Michigan is notorious for having brutal winters with sub-zero temperatures, mountains of snow and endless sheets of ice. Michiganders survive by paying astronomical prices for indoor heat, just so they can hibernate in their homes. Since driving a car is impossible due to having skating rinks for roads, snowmobiles are the sole method of transportation. If you are unfamiliar with this type of contraption, it is essentially a jet ski with actual skis. The unbearable weather conditions, that would qualify as a state of emergency literally anywhere people are sane, ensures that any kind of imaginable fun is out of the question. The 40 ski resorts are lame and none of them have any reputable slopes. Snowshoeing or cross country skiing on Michigan’s 3,000 miles of nature trails is a good way to get lost and inevitably freeze to death. Another way to meet a frozen grave, are ice hotels. These are inhabitable hotels that are sculpted entirely out of actual ice. In stark contrast to most relaxing resorts, this could easily qualify as a type of cryotherapy torture.
Green eaters beware- Michiganders are obsessed with meat. The heavy German influence on the cuisine makes meat and bread the main components of every meal and allows very little room for alternatives. If you ask for something vegan or gluten free you will likely be given a tall glass of ice water by a confused server. This is not as surprising when you find out the state’s most iconic meal is coney dog, which is essentially a bratwurst smothered in a mystery meat sauce. To avoid starvation, download a food delivery app that will fly in your kale salads and açaí bowls from elsewhere.
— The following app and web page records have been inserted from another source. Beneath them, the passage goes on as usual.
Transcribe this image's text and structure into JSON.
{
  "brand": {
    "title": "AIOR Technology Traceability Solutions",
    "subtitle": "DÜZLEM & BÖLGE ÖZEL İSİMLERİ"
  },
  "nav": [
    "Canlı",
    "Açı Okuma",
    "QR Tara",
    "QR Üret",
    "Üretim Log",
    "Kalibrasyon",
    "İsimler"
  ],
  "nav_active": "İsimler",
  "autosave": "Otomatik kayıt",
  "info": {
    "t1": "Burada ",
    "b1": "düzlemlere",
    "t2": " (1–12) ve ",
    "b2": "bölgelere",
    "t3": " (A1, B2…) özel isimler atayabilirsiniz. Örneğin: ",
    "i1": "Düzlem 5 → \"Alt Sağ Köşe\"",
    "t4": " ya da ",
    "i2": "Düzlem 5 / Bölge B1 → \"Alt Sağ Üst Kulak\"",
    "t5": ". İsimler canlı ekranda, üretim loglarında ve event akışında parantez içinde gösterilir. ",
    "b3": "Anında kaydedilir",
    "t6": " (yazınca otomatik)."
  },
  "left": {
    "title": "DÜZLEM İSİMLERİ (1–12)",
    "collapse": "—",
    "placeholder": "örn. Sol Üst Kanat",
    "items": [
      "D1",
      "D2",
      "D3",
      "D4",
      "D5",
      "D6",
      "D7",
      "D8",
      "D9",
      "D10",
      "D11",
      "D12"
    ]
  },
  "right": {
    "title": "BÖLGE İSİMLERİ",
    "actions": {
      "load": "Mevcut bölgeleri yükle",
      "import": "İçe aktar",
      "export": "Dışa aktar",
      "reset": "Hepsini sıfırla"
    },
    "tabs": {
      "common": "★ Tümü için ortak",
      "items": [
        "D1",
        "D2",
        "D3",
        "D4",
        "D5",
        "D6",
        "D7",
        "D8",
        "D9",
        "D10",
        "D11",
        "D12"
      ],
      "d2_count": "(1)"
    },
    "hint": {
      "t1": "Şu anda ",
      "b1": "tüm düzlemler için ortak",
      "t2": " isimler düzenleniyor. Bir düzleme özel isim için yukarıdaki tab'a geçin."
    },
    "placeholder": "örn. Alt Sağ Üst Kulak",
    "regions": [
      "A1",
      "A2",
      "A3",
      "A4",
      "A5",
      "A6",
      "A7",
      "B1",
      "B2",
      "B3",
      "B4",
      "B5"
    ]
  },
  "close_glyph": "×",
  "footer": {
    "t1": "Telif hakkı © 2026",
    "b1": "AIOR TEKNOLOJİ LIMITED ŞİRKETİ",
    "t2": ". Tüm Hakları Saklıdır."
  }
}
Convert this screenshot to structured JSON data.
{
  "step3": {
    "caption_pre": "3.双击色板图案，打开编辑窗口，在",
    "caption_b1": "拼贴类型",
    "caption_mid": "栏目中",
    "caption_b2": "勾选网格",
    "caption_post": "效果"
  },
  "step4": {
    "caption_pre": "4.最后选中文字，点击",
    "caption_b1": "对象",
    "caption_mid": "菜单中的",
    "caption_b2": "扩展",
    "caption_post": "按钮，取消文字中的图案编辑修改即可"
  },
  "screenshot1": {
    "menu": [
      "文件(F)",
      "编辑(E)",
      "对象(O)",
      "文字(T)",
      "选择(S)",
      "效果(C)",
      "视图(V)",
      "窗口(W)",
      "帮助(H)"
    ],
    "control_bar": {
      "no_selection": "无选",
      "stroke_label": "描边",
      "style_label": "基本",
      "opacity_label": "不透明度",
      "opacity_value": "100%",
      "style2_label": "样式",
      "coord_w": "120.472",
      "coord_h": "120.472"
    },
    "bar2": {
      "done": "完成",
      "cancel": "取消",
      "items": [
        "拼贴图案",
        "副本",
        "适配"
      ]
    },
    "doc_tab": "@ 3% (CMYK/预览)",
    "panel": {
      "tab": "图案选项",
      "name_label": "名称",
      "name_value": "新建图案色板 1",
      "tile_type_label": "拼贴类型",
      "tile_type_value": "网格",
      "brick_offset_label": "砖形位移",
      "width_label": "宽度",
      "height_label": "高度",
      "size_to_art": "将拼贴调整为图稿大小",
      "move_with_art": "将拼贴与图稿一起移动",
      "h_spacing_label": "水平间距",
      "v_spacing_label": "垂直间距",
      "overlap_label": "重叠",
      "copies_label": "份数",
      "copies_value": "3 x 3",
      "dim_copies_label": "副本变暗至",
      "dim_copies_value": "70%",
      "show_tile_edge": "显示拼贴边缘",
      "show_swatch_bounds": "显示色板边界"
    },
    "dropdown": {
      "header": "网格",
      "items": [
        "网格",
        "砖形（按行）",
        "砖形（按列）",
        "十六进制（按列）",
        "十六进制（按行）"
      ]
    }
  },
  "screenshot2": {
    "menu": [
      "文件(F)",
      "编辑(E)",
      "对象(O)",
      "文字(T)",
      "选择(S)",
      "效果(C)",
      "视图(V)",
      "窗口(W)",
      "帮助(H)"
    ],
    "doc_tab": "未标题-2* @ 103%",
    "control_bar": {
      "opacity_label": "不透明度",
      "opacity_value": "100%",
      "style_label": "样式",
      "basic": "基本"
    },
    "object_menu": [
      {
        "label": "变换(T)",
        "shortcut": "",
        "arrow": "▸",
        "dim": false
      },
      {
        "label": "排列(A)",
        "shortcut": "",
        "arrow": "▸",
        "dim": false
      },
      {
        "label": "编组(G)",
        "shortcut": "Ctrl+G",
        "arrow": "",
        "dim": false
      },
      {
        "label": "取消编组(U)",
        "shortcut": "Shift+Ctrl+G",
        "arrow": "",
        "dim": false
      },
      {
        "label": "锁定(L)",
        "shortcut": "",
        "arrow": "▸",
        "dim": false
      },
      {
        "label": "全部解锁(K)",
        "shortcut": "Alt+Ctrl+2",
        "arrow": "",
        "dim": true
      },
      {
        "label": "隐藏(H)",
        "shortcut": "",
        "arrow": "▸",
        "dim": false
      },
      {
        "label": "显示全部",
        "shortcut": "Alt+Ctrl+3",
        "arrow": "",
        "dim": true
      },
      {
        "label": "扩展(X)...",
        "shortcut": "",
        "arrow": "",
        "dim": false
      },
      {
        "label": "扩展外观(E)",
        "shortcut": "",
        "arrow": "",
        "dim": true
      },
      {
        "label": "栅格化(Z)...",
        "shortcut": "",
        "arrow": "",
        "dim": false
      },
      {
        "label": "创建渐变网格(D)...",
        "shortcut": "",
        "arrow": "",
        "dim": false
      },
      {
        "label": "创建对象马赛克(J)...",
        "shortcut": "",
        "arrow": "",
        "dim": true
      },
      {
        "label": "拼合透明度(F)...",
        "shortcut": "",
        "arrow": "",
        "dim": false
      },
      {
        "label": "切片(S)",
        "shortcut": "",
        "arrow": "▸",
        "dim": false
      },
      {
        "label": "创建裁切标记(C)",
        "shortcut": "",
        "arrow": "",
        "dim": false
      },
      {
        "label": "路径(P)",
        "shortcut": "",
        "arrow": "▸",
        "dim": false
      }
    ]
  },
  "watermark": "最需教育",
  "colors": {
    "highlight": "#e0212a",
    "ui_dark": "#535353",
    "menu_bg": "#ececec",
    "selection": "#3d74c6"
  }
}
Unarguably the worst part of Michigan, is the city of Detroit. Lately, the news has nothing good to report, simply because there is nothing good happening. The city hasn’t been updated or modernized and therefore, is littered with old eyesore buildings, whose existence is defended by “historical significance.” Rather than constructing new developments, their funding goes to keeping the past alive with places like the Henry Ford History Museum, which features a historically accurate town from the early days of Michigan. Sticking to old times, Detroit still embraces their home-found music genre Motown, which was popular way back in the 1940s.
Detroit is also extremely dangerous. Unlike most big cities in the U.S., there are not “good areas” and “bad areas,” only the latter. Rest assured, no place is safe if you are within city limits. If you choose to brave this area anyway, be warned that you will be subjected to the ravings of avid Red Wings and Tigers fans. They will protect their turf at all costs, so refrain from sporting the wrong colors.
My advice is don’t waste your time or money on the mitten state. There are much more travel-worthy destinations. Instead, take the safe bet and book your 150th return trip to Palm Springs, where you can enjoy the unchanging ultra-comfortable 120 degree weather.